Definition of stress removes anxiety, tension

This article was originally published in North County News.

The lecturer scanned the audience, cleared his throat and flashed a statement on the screen that forever changed my way of thinking.

But first, he reviewed our answers, only shadows of the truth.

Wilkie Wilson, professor of pharmacology at Duke University, had asked the group of parents to define “stress.”

“Anxiety. Worry. Tension. Overwhelmed. Pressure,” several of us called out.

“And how does stress make you feel?” Wilson asked.

“Frustrated. Edgy. Physically ill,” others replied.

Wilson, a neuropharmacologist, presented, “Motivated! How students can minimize stress and maximize potential,” as part of St. Paul’s School’s Health and Wellness series. His lecture included his research on the “biology of motivation,” a twist in the usual parental topics that focus on psychology.

As he reviewed our definitions of stress, he suggested that it is becoming an “out-of-date phrase.” He pointed to the screen to reveal his definition.

“Stress is the effort of the brain to adapt to a change in the environment.”

The parents collectively paused at that new thought, keenly aware of its contrast to our definitions.

He went on to define acute stress and chronic stress, noting how our bodies were built to handle the ups and downs of acute stresses, where we respond to sudden changes and then recover. Yet, chronic stress, he warned, could be dangerous, where the changes are not resolved before another change takes place. An upward progression begins and builds when there is no time for the body to recover.
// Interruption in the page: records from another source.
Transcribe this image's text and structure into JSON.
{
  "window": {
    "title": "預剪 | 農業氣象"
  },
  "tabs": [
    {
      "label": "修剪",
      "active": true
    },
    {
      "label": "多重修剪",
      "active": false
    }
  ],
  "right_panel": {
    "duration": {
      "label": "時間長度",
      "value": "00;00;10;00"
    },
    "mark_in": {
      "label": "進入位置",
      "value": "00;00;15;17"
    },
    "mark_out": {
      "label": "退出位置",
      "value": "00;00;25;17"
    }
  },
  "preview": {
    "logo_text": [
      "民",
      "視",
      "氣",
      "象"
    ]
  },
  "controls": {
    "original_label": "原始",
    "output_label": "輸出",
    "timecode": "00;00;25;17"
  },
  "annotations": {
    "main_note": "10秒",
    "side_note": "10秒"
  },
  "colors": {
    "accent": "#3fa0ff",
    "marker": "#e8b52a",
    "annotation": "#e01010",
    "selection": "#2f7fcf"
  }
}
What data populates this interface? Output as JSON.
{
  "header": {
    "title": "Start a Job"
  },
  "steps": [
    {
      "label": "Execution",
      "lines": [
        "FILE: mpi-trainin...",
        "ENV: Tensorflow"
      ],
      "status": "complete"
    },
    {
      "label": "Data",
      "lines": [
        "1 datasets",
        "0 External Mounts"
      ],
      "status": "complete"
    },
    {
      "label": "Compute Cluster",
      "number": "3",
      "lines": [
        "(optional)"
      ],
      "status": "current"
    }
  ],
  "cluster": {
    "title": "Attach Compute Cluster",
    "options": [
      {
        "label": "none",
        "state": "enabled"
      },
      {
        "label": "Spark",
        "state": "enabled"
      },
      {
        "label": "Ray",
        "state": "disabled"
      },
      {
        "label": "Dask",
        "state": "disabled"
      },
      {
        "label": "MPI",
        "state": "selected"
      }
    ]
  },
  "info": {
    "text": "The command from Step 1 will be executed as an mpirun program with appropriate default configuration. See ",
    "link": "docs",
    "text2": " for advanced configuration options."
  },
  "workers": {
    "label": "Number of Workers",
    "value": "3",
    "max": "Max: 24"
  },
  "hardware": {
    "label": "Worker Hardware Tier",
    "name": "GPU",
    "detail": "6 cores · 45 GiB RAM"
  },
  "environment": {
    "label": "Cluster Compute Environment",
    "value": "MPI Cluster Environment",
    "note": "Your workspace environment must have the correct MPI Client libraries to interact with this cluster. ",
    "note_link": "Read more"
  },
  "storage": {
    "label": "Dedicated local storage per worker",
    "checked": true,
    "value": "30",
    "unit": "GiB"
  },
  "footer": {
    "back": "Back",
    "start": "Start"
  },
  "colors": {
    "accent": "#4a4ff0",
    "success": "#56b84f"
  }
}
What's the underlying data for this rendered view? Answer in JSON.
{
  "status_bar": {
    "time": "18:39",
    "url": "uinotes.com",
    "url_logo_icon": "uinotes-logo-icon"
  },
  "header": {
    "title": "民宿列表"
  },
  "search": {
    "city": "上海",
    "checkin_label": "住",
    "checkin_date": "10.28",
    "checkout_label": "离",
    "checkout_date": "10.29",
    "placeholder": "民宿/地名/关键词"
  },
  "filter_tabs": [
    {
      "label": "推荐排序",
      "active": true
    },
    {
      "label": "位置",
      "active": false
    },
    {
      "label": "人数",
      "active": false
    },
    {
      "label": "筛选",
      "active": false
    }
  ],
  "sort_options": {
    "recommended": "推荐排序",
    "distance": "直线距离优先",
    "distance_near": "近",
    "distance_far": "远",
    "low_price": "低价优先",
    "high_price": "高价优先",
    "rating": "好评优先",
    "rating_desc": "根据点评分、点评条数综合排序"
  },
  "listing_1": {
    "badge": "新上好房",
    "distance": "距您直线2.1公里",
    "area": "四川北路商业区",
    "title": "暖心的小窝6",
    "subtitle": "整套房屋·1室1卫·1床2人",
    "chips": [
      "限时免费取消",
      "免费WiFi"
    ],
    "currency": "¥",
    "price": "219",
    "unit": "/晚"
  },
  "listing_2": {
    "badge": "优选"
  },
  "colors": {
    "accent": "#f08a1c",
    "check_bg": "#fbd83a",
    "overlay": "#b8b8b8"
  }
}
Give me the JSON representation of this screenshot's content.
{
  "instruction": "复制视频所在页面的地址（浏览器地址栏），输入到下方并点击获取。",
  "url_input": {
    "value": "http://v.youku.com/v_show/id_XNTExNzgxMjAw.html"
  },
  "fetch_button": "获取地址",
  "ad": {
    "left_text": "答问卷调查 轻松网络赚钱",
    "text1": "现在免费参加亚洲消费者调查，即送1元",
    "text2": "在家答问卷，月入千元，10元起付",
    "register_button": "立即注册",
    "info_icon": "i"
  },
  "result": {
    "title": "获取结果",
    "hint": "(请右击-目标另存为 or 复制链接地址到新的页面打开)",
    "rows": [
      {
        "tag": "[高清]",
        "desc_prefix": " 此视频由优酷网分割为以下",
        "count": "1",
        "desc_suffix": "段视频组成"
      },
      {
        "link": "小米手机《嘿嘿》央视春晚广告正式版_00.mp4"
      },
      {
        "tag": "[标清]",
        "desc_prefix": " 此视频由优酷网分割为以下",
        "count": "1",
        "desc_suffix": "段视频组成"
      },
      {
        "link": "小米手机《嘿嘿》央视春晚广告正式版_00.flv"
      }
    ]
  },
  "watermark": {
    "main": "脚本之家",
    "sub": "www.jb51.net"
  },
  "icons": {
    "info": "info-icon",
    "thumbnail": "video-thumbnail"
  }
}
I listened, yet my mind was still stuck on his definition — its simplicity, neutrality and truth

“Stress is the effort of the brain to adapt to a change in the environment.”

As I reflected on the hubbub of the holidays, I recalled times of stress where I felt overwhelmed, tense and became frustrated and edgy. As I reviewed each circumstance, I realized I was reacting to an unplanned change.

Early arriving guests, an emergency trip to the vet, spoiled meat, pneumonia, a power outage and one final migraine all made unplanned appearances at my home during the holidays. Yes, I felt stressed.

In a strange way, however, it was comforting to think that my reactions were caused biologically. It was my brain’s effort to respond to change.

I wasn’t irrational, grumpy or rude — my brain just needed a moment to adjust to a new circumstance.

So often we are told how to manage our stress, avoid it or ways to overcome it. Yet, Wilson’s definition grants us a new freedom to embrace that part of daily living that is inevitable.

Several years ago, a reporter asked my father to describe the most difficult part of his job as the senior minister of a large church.

“Changing gears,” he replied. “One phone call may announce the birth of a baby. The next one may be about the death of a church member. And yet another may announce a wedding engagement.”

Dad had discovered, too, the need to give himself a moment and to press on the clutch, neutralizing the gears before shifting into a changed environment.

As we parent our children whose schedules seem to expand exponentially with each passing year, our environments change as hormones soon join the mix, infusing new life into their limit-testing talents.

Perhaps it is worth remembering that both the changes we experience, and those we impose on our children, will inevitably cause stress.

But, no worries.

We simply need to step on the clutch and give our brains (and theirs) a moment to respond to the change.

And shift forward.